<<<<

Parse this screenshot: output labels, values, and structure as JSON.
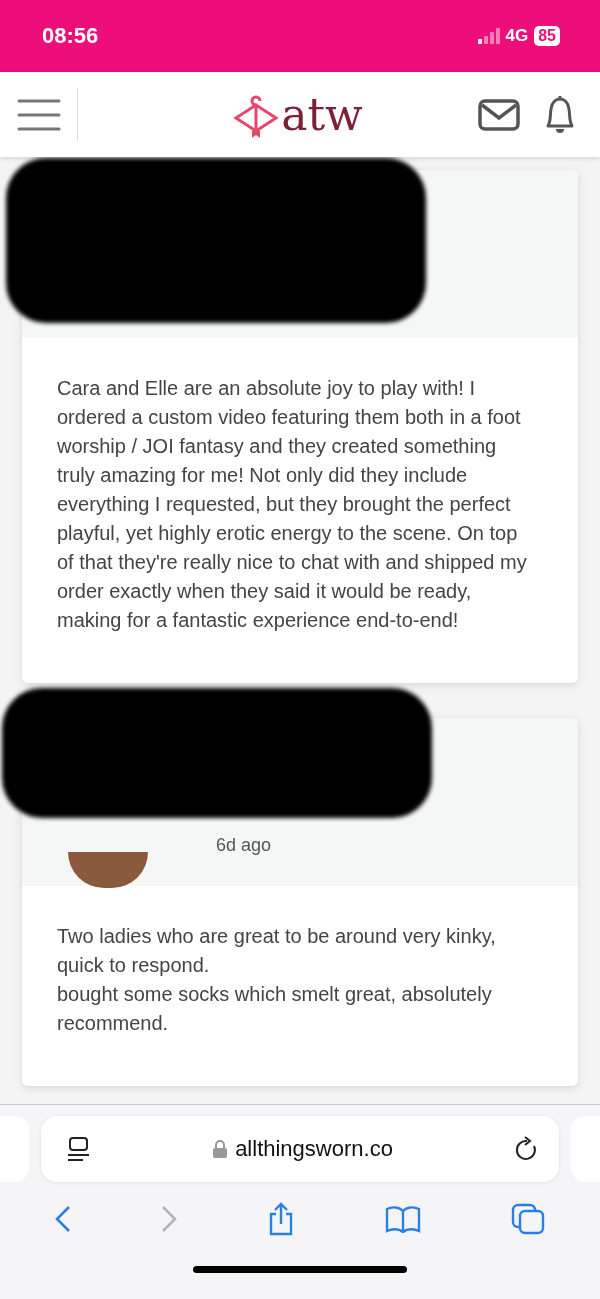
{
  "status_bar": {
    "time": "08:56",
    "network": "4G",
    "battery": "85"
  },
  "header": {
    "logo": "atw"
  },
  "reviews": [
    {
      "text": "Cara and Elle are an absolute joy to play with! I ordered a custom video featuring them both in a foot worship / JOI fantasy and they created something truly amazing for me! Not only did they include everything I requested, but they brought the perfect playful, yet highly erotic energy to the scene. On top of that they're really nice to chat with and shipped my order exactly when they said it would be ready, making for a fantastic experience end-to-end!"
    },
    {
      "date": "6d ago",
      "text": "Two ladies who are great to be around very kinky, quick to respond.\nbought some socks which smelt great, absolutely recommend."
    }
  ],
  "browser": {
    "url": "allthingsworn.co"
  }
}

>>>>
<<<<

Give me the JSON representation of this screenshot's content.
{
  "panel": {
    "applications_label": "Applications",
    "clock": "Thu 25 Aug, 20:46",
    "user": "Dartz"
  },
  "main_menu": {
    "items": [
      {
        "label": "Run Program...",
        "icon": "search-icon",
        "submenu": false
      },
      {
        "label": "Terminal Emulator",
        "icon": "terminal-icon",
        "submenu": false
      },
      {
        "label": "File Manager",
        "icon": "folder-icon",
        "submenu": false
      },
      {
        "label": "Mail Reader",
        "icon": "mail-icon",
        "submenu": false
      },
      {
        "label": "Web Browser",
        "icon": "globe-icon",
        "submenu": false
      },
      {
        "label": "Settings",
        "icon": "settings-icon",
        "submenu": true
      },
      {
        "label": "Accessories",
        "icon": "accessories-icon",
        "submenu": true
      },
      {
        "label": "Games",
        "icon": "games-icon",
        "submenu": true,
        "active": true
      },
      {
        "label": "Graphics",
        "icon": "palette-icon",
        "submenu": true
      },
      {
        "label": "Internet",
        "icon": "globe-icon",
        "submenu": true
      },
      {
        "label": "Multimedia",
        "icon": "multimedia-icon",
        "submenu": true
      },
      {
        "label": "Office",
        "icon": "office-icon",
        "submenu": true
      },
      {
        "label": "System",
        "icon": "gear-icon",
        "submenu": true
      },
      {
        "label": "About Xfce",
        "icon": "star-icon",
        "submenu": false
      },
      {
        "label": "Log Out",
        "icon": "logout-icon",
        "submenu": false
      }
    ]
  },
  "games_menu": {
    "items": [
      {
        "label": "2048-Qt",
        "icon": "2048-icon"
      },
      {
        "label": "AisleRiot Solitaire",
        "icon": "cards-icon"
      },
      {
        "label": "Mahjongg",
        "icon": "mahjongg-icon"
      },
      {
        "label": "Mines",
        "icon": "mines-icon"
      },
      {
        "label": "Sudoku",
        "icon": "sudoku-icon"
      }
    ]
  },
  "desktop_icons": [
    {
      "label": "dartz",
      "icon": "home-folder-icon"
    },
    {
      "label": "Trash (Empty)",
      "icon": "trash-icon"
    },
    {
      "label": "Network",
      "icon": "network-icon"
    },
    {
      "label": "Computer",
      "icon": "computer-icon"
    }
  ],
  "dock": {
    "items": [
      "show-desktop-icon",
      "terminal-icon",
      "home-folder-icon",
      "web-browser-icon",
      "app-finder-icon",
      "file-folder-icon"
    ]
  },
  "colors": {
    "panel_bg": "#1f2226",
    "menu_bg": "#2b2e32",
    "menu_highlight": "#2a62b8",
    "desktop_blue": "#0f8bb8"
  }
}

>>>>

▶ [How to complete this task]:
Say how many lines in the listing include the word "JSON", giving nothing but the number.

▶ [Task answer]:
2